**What is needed**
This task calls for copying every line in the data below that contains the word "hardware".

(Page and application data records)
------------------------
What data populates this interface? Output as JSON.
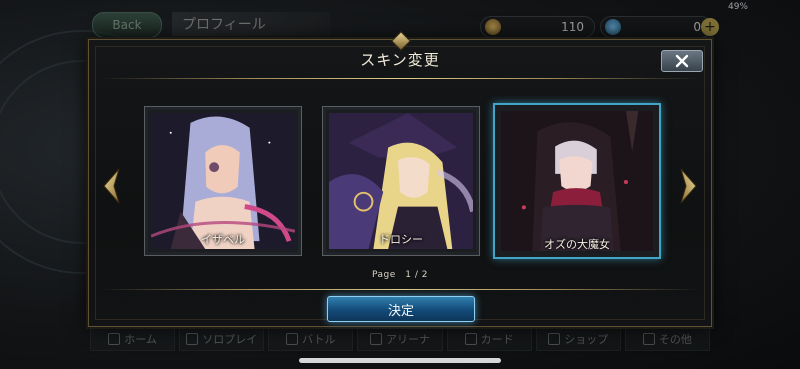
{
  "status": {
    "battery": "49%"
  },
  "header": {
    "back_label": "Back",
    "title": "プロフィール"
  },
  "currency": {
    "gold": "110",
    "gems": "0",
    "plus": "+"
  },
  "modal": {
    "title": "スキン変更",
    "close_icon": "close-x-icon",
    "skins": [
      {
        "name": "イザベル",
        "selected": false
      },
      {
        "name": "ドロシー",
        "selected": false
      },
      {
        "name": "オズの大魔女",
        "selected": true
      }
    ],
    "pager": "Page　1 / 2",
    "confirm_label": "決定"
  },
  "bottom_nav": [
    {
      "label": "ホーム"
    },
    {
      "label": "ソロプレイ"
    },
    {
      "label": "バトル"
    },
    {
      "label": "アリーナ"
    },
    {
      "label": "カード"
    },
    {
      "label": "ショップ"
    },
    {
      "label": "その他"
    }
  ],
  "colors": {
    "accent_blue": "#3fa6c8",
    "gold_line": "#e0cc8e",
    "confirm_blue": "#2f7fae"
  }
}
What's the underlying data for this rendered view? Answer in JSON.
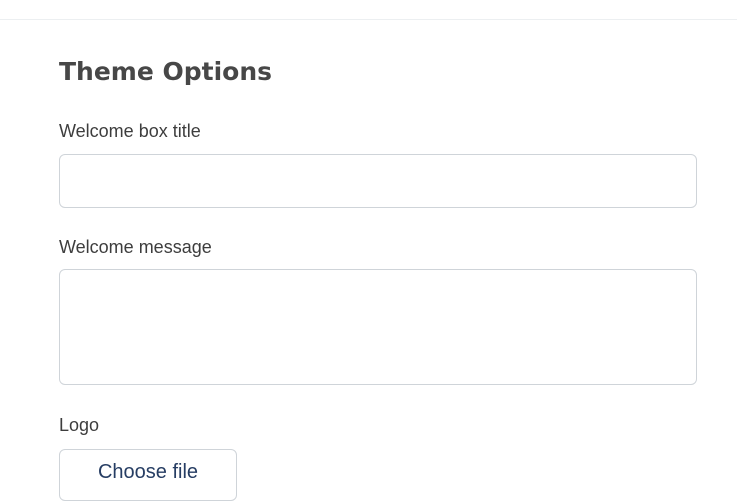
{
  "section": {
    "heading": "Theme Options"
  },
  "fields": {
    "welcome_title": {
      "label": "Welcome box title",
      "value": "",
      "placeholder": ""
    },
    "welcome_message": {
      "label": "Welcome message",
      "value": "",
      "placeholder": ""
    },
    "logo": {
      "label": "Logo",
      "button_label": "Choose file"
    }
  },
  "colors": {
    "heading": "#474747",
    "label": "#3d3d3d",
    "input_border": "#cfd4d9",
    "button_text": "#263d63",
    "divider": "#eceff1"
  }
}
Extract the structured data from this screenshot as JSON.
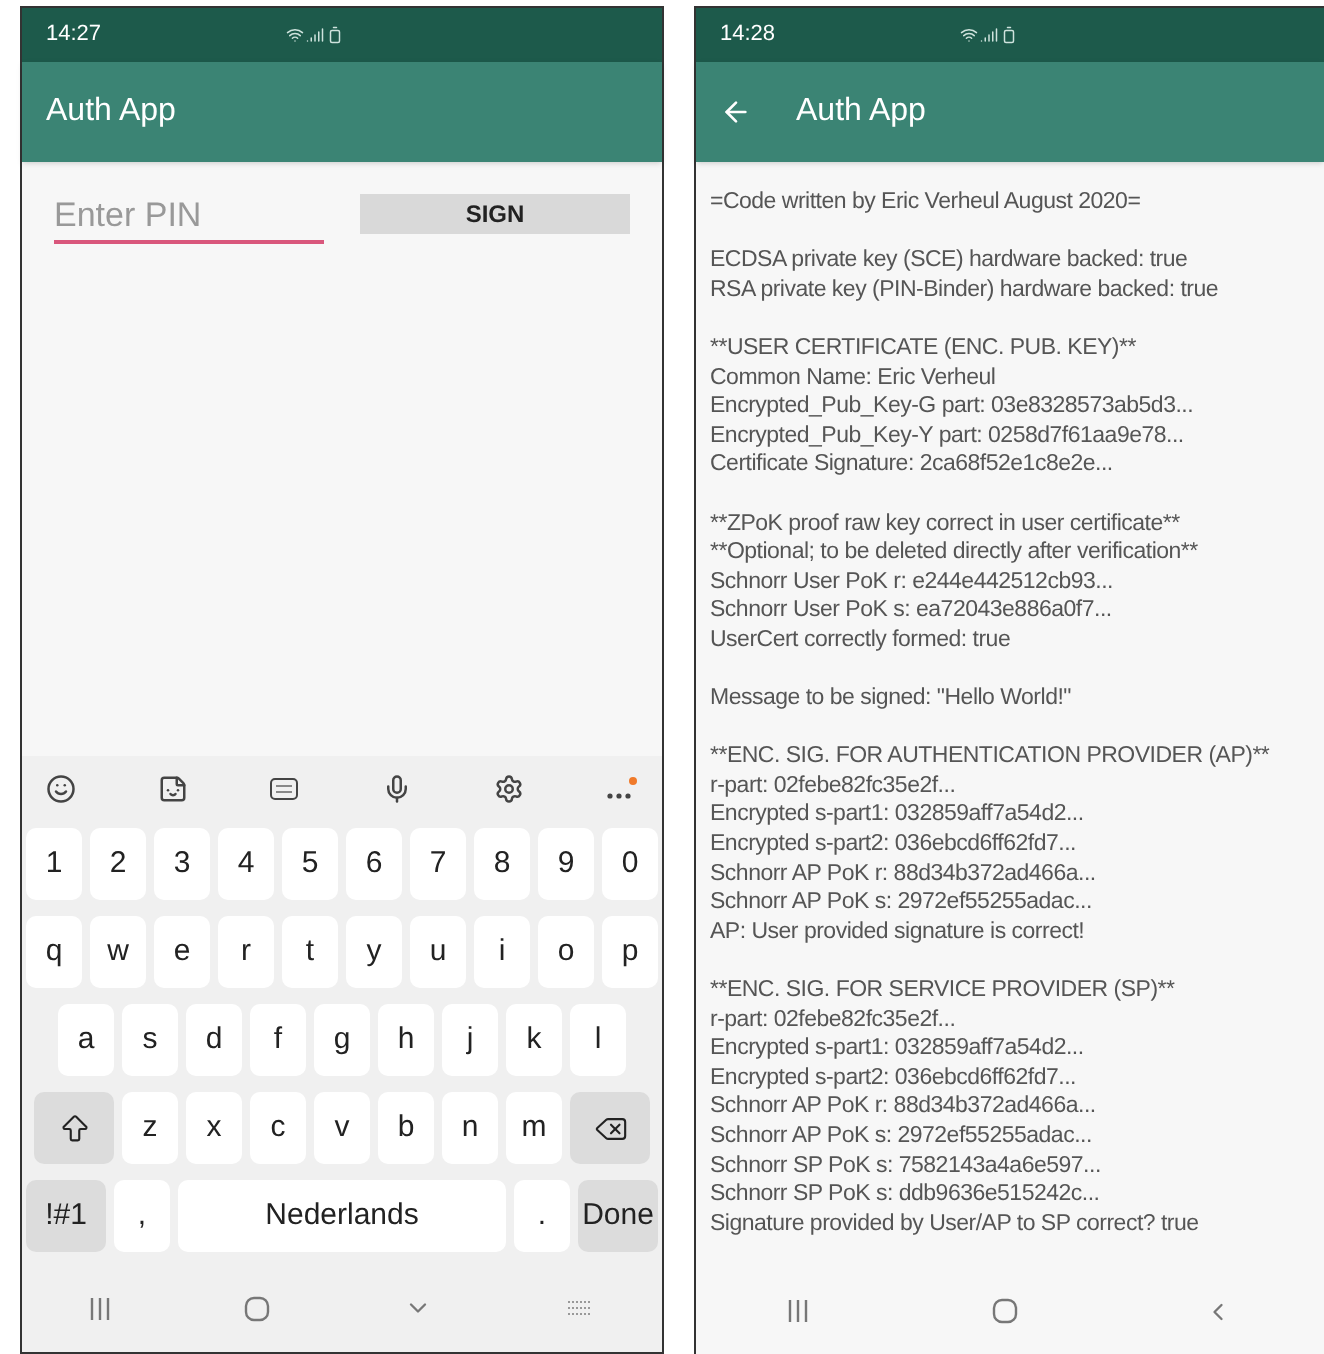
{
  "pin_screen": {
    "status_bar": {
      "time": "14:27"
    },
    "app_bar": {
      "title": "Auth App",
      "has_back": false
    },
    "pin_field": {
      "placeholder": "Enter PIN"
    },
    "sign_button": {
      "label": "SIGN"
    },
    "keyboard": {
      "more_has_dot": true,
      "rows": [
        [
          {
            "kind": "char",
            "label": "1"
          },
          {
            "kind": "char",
            "label": "2"
          },
          {
            "kind": "char",
            "label": "3"
          },
          {
            "kind": "char",
            "label": "4"
          },
          {
            "kind": "char",
            "label": "5"
          },
          {
            "kind": "char",
            "label": "6"
          },
          {
            "kind": "char",
            "label": "7"
          },
          {
            "kind": "char",
            "label": "8"
          },
          {
            "kind": "char",
            "label": "9"
          },
          {
            "kind": "char",
            "label": "0"
          }
        ],
        [
          {
            "kind": "char",
            "label": "q"
          },
          {
            "kind": "char",
            "label": "w"
          },
          {
            "kind": "char",
            "label": "e"
          },
          {
            "kind": "char",
            "label": "r"
          },
          {
            "kind": "char",
            "label": "t"
          },
          {
            "kind": "char",
            "label": "y"
          },
          {
            "kind": "char",
            "label": "u"
          },
          {
            "kind": "char",
            "label": "i"
          },
          {
            "kind": "char",
            "label": "o"
          },
          {
            "kind": "char",
            "label": "p"
          }
        ],
        [
          {
            "kind": "char",
            "label": "a"
          },
          {
            "kind": "char",
            "label": "s"
          },
          {
            "kind": "char",
            "label": "d"
          },
          {
            "kind": "char",
            "label": "f"
          },
          {
            "kind": "char",
            "label": "g"
          },
          {
            "kind": "char",
            "label": "h"
          },
          {
            "kind": "char",
            "label": "j"
          },
          {
            "kind": "char",
            "label": "k"
          },
          {
            "kind": "char",
            "label": "l"
          }
        ],
        [
          {
            "kind": "shift"
          },
          {
            "kind": "char",
            "label": "z"
          },
          {
            "kind": "char",
            "label": "x"
          },
          {
            "kind": "char",
            "label": "c"
          },
          {
            "kind": "char",
            "label": "v"
          },
          {
            "kind": "char",
            "label": "b"
          },
          {
            "kind": "char",
            "label": "n"
          },
          {
            "kind": "char",
            "label": "m"
          },
          {
            "kind": "backspace"
          }
        ]
      ],
      "bottom_row": {
        "symbols_key": "!#1",
        "comma_key": ",",
        "space_key": "Nederlands",
        "period_key": ".",
        "done_key": "Done"
      }
    }
  },
  "output_screen": {
    "status_bar": {
      "time": "14:28"
    },
    "app_bar": {
      "title": "Auth App",
      "has_back": true
    },
    "paragraphs": [
      [
        "=Code written by Eric Verheul August 2020="
      ],
      [
        "ECDSA private key (SCE) hardware backed: true",
        "RSA private key (PIN-Binder) hardware backed: true"
      ],
      [
        "**USER CERTIFICATE (ENC. PUB. KEY)**",
        "Common Name: Eric Verheul",
        "Encrypted_Pub_Key-G part: 03e8328573ab5d3...",
        "Encrypted_Pub_Key-Y part: 0258d7f61aa9e78...",
        "Certificate Signature: 2ca68f52e1c8e2e..."
      ],
      [
        "**ZPoK proof raw key correct in user certificate**",
        "**Optional; to be deleted directly after verification**",
        "Schnorr User PoK r: e244e442512cb93...",
        "Schnorr User PoK s: ea72043e886a0f7...",
        "UserCert correctly formed: true"
      ],
      [
        "Message to be signed: \"Hello World!\""
      ],
      [
        "**ENC. SIG. FOR AUTHENTICATION PROVIDER (AP)**",
        "r-part: 02febe82fc35e2f...",
        "Encrypted s-part1: 032859aff7a54d2...",
        "Encrypted s-part2: 036ebcd6ff62fd7...",
        "Schnorr AP PoK r: 88d34b372ad466a...",
        "Schnorr AP PoK s: 2972ef55255adac...",
        "AP: User provided signature is correct!"
      ],
      [
        "**ENC. SIG. FOR SERVICE PROVIDER (SP)**",
        "r-part: 02febe82fc35e2f...",
        "Encrypted s-part1: 032859aff7a54d2...",
        "Encrypted s-part2: 036ebcd6ff62fd7...",
        "Schnorr AP PoK r: 88d34b372ad466a...",
        "Schnorr AP PoK s: 2972ef55255adac...",
        "Schnorr SP PoK s: 7582143a4a6e597...",
        "Schnorr SP PoK s: ddb9636e515242c...",
        "Signature provided by User/AP to SP correct? true"
      ]
    ]
  }
}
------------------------
**Written response**
        "ECDSA private key (SCE) hardware backed: true",
        "RSA private key (PIN-Binder) hardware backed: true"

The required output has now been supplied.